### Material supplied
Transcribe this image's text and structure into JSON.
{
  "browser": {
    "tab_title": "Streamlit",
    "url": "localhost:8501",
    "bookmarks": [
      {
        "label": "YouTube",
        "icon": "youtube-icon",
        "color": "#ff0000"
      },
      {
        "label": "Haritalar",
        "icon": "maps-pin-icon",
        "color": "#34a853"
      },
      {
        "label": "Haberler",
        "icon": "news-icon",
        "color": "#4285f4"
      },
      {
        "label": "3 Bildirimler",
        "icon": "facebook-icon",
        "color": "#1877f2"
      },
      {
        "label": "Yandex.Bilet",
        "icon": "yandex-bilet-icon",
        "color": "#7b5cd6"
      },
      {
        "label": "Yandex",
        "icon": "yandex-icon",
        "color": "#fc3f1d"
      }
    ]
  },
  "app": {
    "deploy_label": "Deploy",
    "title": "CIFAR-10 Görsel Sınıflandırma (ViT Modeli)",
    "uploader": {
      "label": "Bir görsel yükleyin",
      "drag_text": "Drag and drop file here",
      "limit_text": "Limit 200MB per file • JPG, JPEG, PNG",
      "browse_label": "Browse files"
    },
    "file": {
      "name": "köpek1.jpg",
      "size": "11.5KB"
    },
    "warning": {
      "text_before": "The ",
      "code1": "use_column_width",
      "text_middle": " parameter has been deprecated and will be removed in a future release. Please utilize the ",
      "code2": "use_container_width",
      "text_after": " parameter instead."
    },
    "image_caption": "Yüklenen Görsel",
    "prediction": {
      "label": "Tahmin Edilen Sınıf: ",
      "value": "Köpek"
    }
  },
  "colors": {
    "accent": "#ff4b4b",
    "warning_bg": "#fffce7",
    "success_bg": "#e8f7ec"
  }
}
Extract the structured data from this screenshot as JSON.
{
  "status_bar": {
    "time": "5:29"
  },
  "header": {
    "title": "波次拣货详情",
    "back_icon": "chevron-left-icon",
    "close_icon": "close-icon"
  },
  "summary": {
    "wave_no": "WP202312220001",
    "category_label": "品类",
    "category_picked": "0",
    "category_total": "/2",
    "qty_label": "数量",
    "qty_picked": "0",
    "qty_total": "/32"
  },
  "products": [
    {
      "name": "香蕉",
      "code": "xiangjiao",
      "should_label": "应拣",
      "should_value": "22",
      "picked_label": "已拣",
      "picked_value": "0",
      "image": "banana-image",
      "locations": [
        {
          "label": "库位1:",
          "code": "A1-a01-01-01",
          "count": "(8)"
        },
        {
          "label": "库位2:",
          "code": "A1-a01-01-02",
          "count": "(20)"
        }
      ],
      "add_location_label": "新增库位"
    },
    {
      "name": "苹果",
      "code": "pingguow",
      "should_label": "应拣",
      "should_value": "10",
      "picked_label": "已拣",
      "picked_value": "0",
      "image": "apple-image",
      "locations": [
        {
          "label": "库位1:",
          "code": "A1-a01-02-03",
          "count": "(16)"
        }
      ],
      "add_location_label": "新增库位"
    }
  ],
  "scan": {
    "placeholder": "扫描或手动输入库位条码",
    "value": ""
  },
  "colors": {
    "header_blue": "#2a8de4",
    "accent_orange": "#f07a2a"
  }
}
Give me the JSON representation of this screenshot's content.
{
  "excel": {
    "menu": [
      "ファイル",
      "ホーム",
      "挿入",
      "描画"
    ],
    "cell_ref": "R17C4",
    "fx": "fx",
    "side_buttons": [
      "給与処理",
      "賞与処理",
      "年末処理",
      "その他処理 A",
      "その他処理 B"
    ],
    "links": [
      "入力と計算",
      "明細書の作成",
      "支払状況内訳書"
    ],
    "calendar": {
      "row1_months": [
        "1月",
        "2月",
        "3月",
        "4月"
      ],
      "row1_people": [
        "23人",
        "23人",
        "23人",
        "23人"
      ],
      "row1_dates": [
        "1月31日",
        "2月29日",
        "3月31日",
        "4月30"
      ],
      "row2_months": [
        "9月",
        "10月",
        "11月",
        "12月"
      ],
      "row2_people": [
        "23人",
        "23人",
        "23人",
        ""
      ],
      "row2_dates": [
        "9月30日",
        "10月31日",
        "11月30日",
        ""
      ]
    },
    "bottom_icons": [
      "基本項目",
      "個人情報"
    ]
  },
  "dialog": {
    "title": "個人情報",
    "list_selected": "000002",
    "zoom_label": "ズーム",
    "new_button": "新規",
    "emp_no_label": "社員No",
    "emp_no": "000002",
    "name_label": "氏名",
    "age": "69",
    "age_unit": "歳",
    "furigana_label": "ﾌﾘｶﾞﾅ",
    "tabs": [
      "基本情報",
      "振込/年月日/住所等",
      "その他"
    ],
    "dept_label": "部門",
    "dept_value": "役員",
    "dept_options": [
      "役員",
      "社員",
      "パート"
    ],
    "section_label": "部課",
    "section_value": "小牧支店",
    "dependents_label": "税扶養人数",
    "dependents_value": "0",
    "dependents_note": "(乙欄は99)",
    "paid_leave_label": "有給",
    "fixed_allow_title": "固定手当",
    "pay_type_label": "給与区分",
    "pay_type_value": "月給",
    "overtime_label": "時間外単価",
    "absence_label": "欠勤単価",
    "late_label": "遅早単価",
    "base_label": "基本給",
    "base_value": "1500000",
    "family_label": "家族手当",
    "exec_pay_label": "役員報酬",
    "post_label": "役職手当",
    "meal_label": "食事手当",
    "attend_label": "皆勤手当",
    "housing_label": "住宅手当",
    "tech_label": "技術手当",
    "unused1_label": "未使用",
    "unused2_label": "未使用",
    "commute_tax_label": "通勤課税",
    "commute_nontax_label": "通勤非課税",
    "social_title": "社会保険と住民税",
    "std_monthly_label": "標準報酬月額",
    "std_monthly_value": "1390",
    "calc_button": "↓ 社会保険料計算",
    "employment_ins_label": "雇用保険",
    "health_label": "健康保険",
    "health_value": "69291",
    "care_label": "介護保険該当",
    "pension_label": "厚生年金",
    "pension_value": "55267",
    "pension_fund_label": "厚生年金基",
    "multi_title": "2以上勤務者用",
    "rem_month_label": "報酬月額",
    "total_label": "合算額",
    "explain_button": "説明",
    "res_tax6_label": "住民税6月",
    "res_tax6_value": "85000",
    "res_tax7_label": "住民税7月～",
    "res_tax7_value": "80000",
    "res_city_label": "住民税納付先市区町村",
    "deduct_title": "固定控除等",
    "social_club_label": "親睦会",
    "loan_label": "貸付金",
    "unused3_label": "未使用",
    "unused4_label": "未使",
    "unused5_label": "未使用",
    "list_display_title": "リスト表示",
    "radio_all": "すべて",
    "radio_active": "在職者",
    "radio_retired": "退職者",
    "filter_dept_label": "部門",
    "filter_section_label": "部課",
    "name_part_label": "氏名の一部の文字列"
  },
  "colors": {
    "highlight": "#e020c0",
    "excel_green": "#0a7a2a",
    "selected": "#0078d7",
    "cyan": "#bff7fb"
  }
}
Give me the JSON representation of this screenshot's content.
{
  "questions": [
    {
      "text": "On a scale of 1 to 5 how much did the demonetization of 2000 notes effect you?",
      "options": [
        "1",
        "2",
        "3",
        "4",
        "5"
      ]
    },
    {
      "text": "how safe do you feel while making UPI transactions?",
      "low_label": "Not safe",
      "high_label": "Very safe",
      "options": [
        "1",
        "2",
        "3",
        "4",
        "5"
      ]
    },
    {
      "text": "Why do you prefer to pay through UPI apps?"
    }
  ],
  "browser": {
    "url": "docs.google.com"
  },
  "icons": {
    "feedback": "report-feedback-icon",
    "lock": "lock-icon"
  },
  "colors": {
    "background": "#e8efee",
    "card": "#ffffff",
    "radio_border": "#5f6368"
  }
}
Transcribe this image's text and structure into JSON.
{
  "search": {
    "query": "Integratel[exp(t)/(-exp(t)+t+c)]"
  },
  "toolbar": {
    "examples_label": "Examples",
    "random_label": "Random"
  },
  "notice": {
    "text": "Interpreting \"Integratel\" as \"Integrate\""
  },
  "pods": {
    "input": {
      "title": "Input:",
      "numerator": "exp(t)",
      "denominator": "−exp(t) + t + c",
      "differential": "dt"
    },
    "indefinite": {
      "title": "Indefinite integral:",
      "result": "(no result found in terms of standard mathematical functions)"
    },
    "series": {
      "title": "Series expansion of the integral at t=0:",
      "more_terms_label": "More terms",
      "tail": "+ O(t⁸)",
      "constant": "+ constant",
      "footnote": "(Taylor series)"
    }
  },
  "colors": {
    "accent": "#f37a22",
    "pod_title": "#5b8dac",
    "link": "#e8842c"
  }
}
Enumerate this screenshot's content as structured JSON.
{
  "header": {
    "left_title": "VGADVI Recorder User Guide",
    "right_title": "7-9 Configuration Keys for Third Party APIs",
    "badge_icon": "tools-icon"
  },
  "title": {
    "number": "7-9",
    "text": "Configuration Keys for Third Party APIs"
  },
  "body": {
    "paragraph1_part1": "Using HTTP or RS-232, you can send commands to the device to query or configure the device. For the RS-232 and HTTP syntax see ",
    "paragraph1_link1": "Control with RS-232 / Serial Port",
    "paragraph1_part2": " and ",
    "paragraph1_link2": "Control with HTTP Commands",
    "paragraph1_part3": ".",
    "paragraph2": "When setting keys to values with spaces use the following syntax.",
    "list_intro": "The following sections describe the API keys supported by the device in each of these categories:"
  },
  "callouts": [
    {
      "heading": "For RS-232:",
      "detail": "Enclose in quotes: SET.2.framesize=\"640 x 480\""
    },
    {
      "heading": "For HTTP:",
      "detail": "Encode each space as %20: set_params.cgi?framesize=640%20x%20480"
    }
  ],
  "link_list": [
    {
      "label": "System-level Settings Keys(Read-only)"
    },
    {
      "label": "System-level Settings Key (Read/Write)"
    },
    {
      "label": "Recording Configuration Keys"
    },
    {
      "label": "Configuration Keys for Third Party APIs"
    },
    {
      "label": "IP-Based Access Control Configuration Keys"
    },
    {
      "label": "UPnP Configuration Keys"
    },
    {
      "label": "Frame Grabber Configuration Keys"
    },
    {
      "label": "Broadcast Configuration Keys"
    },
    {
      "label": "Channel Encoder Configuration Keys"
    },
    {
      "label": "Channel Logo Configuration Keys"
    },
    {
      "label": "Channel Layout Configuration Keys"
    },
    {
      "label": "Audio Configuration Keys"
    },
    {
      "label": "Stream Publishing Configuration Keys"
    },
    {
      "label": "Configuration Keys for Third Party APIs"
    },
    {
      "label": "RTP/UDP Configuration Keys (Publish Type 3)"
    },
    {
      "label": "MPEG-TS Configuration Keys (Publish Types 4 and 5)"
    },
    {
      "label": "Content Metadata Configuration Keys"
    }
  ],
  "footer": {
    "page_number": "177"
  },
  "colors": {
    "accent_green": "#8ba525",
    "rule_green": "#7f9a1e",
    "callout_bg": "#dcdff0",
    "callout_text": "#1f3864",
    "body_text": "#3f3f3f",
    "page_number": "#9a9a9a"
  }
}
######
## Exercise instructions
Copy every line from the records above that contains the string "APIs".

## Response below
    "right_title": "7-9 Configuration Keys for Third Party APIs",
    "text": "Configuration Keys for Third Party APIs"
      "label": "Configuration Keys for Third Party APIs"
      "label": "Configuration Keys for Third Party APIs"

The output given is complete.